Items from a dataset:
----------------

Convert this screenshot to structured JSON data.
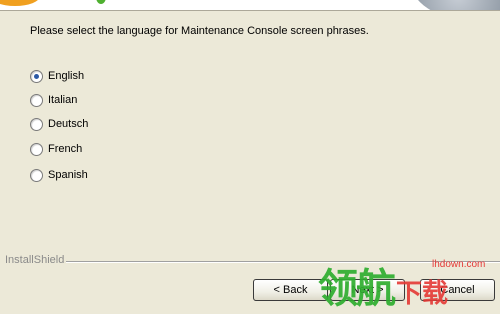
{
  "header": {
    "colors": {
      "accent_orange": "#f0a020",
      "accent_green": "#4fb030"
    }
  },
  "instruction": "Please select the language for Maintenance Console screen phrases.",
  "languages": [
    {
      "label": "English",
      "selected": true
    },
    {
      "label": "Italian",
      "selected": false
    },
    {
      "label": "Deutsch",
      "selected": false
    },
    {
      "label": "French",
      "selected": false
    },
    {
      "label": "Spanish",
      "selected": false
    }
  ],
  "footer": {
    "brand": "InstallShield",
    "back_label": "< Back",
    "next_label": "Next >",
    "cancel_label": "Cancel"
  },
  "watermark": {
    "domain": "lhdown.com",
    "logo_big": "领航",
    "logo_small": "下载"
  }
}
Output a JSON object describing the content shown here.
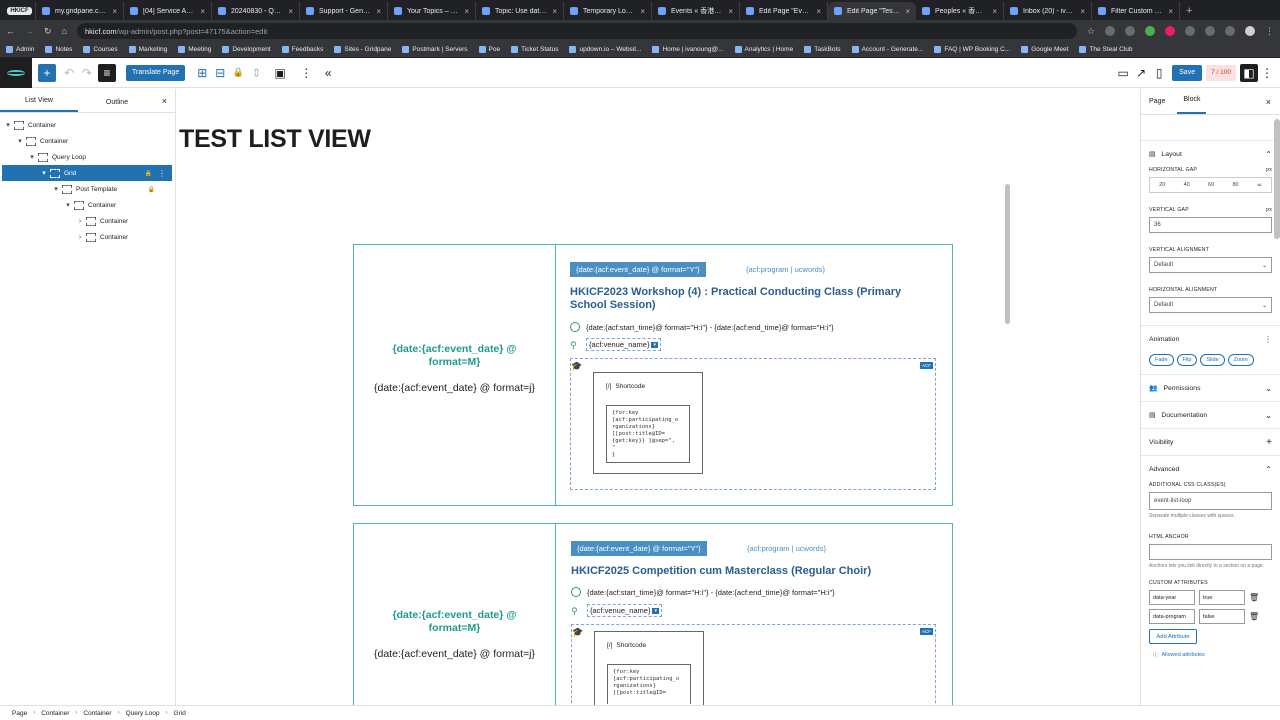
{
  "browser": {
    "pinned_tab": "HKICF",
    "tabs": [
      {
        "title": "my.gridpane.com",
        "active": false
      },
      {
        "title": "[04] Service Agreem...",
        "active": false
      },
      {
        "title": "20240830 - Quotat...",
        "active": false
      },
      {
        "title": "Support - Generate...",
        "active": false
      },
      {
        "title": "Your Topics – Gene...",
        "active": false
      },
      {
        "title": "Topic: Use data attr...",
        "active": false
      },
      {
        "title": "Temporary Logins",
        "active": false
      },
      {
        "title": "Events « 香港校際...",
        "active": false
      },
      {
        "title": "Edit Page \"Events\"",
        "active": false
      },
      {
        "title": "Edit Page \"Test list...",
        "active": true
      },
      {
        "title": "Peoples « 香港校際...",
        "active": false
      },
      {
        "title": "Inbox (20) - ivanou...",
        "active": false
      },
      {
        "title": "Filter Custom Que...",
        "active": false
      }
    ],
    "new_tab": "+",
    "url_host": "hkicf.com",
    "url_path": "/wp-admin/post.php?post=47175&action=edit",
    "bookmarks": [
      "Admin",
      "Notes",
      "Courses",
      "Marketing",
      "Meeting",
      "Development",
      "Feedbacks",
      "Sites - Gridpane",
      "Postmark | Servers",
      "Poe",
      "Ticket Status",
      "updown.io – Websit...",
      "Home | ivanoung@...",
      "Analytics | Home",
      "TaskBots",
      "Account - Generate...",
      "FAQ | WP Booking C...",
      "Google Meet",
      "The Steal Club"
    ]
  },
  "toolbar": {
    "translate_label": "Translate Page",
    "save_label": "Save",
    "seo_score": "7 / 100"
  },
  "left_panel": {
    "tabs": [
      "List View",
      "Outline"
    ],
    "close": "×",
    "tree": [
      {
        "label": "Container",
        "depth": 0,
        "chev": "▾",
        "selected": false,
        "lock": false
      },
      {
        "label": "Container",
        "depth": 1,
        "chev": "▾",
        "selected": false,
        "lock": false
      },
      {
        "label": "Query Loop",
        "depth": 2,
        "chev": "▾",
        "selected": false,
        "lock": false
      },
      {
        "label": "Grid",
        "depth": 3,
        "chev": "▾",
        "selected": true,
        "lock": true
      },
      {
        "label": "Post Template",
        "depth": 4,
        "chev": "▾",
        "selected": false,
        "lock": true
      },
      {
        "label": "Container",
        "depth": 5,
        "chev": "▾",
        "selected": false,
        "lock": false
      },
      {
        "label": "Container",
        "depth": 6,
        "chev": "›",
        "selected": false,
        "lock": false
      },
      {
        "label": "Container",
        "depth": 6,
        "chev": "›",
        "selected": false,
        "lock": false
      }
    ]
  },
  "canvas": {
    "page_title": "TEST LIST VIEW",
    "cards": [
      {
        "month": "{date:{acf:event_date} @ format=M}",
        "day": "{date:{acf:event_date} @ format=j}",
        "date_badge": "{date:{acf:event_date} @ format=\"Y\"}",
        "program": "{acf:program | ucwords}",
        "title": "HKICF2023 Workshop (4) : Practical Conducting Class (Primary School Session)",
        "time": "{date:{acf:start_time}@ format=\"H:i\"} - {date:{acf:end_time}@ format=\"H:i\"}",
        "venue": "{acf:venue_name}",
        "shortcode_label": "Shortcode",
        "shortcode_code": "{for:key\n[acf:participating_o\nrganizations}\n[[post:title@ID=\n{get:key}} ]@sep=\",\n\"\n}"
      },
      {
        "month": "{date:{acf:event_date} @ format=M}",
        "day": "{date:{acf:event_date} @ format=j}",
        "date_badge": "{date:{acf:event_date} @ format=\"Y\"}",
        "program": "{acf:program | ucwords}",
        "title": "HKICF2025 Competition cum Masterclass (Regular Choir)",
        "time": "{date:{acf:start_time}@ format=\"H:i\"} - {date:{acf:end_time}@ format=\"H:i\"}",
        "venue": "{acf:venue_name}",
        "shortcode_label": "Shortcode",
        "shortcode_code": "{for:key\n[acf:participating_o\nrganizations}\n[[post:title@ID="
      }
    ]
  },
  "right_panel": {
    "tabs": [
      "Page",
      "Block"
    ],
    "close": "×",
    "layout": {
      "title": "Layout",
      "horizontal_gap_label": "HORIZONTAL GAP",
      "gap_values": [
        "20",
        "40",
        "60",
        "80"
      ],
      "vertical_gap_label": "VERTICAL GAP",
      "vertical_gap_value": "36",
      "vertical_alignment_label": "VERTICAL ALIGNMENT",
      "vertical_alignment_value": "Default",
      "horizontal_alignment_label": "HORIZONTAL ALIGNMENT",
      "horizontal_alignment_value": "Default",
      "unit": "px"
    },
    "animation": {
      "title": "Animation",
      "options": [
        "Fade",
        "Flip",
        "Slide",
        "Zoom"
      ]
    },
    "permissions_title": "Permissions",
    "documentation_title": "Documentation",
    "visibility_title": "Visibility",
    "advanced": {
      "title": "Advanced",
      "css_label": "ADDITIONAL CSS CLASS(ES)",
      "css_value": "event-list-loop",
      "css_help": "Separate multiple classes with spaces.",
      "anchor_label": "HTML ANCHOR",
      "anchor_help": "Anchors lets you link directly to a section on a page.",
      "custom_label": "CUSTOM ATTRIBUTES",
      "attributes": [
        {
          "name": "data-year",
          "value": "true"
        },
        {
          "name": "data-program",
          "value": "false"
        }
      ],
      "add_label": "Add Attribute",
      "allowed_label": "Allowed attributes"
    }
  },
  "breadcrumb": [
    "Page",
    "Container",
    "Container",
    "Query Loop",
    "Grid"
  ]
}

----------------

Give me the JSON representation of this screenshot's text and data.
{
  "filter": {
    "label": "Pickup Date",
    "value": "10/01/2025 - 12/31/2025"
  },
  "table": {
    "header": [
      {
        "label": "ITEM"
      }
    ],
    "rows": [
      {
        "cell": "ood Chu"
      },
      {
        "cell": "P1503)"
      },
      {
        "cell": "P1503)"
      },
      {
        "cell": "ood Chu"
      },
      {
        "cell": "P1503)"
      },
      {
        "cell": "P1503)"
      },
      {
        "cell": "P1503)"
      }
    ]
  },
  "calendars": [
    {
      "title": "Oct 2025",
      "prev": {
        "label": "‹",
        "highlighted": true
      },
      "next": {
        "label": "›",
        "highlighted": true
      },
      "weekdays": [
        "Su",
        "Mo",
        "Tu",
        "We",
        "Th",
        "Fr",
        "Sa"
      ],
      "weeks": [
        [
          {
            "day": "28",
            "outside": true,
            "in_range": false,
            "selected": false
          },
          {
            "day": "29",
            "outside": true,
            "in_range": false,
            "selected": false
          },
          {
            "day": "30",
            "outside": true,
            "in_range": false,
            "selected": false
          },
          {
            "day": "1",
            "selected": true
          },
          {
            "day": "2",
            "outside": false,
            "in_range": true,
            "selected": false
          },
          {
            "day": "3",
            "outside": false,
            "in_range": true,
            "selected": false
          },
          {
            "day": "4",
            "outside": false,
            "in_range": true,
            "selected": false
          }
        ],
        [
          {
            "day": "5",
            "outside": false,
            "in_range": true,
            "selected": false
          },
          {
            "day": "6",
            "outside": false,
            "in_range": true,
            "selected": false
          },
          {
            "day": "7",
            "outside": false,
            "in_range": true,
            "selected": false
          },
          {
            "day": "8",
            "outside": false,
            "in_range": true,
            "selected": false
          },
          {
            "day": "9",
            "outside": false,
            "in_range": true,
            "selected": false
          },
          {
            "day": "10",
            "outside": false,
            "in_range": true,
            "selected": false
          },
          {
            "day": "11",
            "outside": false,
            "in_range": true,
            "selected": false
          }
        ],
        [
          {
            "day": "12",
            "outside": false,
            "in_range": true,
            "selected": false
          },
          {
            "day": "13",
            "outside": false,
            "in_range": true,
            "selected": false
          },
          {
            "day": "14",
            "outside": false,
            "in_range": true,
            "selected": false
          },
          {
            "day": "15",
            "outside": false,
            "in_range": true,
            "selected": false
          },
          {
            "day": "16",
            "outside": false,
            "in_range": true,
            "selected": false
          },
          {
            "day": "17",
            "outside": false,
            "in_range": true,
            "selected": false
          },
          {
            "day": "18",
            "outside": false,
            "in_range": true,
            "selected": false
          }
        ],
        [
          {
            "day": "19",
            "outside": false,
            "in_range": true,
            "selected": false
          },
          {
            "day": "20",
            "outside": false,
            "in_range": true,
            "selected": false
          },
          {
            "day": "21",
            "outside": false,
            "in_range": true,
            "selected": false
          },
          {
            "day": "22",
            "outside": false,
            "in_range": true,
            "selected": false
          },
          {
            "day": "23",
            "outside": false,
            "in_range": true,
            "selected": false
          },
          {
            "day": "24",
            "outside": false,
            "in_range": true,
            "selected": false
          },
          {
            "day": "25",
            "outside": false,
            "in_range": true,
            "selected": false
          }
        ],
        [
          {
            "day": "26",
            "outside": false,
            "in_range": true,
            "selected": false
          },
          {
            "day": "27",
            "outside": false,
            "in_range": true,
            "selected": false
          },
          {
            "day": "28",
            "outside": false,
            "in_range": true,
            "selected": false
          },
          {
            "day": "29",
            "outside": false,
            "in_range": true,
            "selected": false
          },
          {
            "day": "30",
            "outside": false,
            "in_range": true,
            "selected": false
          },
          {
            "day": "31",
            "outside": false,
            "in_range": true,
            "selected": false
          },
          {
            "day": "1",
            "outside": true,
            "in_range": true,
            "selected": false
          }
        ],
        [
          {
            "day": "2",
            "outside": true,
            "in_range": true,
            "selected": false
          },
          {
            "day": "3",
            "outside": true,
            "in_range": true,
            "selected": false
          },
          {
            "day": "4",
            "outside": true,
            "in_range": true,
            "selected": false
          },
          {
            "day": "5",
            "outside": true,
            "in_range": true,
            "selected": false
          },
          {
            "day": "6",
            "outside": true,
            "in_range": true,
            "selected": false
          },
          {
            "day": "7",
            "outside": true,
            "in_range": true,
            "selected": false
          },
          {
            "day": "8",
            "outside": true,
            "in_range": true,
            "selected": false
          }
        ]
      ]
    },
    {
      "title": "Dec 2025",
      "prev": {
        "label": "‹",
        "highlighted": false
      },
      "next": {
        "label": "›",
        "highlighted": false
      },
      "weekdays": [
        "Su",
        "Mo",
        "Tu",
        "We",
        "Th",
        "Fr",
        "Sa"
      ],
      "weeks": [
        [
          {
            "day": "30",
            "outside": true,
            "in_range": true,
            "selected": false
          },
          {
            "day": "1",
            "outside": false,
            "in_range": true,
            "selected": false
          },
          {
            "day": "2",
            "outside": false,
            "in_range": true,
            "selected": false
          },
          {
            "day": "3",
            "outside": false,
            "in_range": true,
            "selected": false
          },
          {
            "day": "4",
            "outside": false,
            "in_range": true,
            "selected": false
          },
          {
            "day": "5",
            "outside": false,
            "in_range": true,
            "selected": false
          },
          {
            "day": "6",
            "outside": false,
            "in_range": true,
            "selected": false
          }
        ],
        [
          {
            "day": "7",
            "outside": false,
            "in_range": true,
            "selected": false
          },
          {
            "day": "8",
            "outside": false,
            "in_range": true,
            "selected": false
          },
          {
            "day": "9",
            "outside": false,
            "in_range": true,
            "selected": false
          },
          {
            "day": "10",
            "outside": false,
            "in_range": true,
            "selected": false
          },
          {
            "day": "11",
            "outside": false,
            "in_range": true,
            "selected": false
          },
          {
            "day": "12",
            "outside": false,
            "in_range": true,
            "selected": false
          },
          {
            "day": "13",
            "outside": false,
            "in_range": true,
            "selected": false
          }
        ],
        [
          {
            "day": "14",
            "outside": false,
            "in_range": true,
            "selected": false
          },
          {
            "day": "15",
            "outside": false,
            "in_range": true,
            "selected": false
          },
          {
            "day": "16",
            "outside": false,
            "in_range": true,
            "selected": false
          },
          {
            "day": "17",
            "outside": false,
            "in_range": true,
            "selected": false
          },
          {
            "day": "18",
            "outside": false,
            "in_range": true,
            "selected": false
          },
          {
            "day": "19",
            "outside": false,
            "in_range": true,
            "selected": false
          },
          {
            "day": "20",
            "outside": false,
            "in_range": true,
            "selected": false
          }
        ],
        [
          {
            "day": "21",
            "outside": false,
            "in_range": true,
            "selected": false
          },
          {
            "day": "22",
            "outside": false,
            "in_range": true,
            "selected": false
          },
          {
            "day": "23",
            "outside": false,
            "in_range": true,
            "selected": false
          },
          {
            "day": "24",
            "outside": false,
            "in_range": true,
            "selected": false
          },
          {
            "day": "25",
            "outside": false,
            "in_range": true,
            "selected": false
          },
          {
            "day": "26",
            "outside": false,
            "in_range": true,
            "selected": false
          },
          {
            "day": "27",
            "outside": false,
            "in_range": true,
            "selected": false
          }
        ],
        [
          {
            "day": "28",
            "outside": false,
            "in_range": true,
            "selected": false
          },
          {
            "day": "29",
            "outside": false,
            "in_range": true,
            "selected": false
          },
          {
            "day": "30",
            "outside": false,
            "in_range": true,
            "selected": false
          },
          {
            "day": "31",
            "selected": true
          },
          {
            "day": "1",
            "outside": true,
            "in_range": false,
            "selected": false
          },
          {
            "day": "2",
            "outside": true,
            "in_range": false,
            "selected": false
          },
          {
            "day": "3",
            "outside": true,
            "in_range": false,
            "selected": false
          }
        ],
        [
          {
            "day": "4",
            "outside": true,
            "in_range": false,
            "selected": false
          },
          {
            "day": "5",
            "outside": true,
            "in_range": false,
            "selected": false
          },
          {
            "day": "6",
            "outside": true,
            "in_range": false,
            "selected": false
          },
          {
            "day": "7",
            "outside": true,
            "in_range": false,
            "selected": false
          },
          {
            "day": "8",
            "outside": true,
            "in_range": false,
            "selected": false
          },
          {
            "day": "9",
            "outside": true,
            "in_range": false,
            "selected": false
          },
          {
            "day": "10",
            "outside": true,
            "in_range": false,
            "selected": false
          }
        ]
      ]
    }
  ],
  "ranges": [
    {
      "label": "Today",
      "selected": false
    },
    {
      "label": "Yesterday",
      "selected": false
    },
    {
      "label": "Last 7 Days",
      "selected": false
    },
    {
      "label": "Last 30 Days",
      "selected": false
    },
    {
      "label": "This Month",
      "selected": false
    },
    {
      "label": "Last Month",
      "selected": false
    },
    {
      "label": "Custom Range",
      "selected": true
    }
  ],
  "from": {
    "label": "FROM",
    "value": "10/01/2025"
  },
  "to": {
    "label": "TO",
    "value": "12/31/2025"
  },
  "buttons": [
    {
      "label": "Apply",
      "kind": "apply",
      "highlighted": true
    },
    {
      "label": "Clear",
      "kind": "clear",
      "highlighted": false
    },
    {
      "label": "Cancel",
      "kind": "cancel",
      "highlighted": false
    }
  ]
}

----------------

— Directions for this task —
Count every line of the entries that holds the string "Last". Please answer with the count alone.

— Answer to the problem —
3